Excerpts from an interface dataset:
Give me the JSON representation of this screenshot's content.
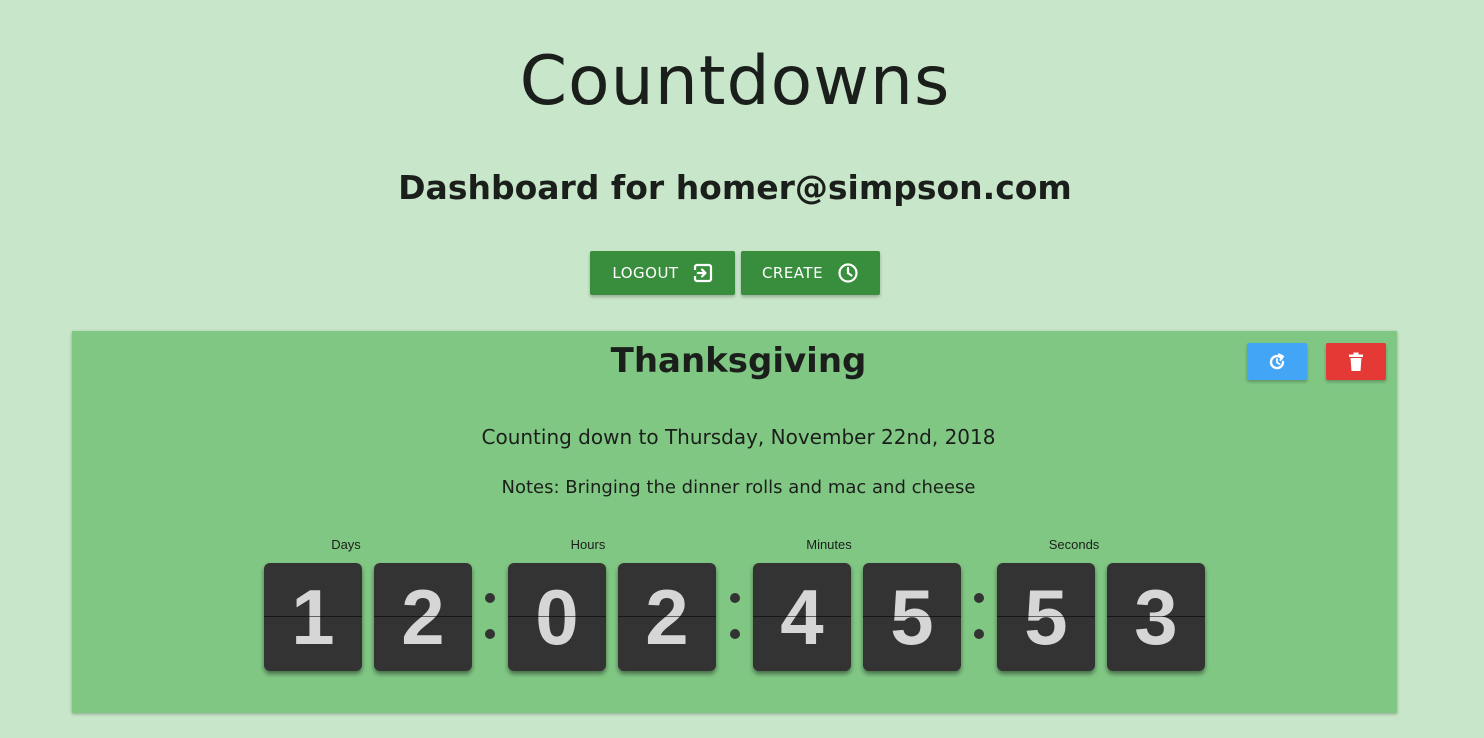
{
  "app": {
    "title": "Countdowns",
    "dashboard_heading": "Dashboard for homer@simpson.com"
  },
  "actions": {
    "logout_label": "LOGOUT",
    "logout_icon": "logout-icon",
    "create_label": "CREATE",
    "create_icon": "clock-icon"
  },
  "countdown": {
    "title": "Thanksgiving",
    "target_text": "Counting down to Thursday, November 22nd, 2018",
    "notes_text": "Notes: Bringing the dinner rolls and mac and cheese",
    "reset_icon": "reset-icon",
    "delete_icon": "trash-icon",
    "units": [
      {
        "label": "Days",
        "digits": [
          "1",
          "2"
        ]
      },
      {
        "label": "Hours",
        "digits": [
          "0",
          "2"
        ]
      },
      {
        "label": "Minutes",
        "digits": [
          "4",
          "5"
        ]
      },
      {
        "label": "Seconds",
        "digits": [
          "5",
          "3"
        ]
      }
    ]
  },
  "colors": {
    "page_background": "#c8e6c9",
    "card_background": "#81c784",
    "primary_button": "#388e3c",
    "reset_button": "#42a5f5",
    "delete_button": "#e53935",
    "digit_tile": "#333333",
    "digit_text": "#d6d6d6"
  }
}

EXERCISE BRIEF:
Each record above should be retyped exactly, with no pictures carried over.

WRITTEN ANSWER:
Give me the JSON representation of this screenshot's content.
{
  "app": {
    "title": "Countdowns",
    "dashboard_heading": "Dashboard for homer@simpson.com"
  },
  "actions": {
    "logout_label": "LOGOUT",
    "logout_icon": "logout-icon",
    "create_label": "CREATE",
    "create_icon": "clock-icon"
  },
  "countdown": {
    "title": "Thanksgiving",
    "target_text": "Counting down to Thursday, November 22nd, 2018",
    "notes_text": "Notes: Bringing the dinner rolls and mac and cheese",
    "reset_icon": "reset-icon",
    "delete_icon": "trash-icon",
    "units": [
      {
        "label": "Days",
        "digits": [
          "1",
          "2"
        ]
      },
      {
        "label": "Hours",
        "digits": [
          "0",
          "2"
        ]
      },
      {
        "label": "Minutes",
        "digits": [
          "4",
          "5"
        ]
      },
      {
        "label": "Seconds",
        "digits": [
          "5",
          "3"
        ]
      }
    ]
  },
  "colors": {
    "page_background": "#c8e6c9",
    "card_background": "#81c784",
    "primary_button": "#388e3c",
    "reset_button": "#42a5f5",
    "delete_button": "#e53935",
    "digit_tile": "#333333",
    "digit_text": "#d6d6d6"
  }
}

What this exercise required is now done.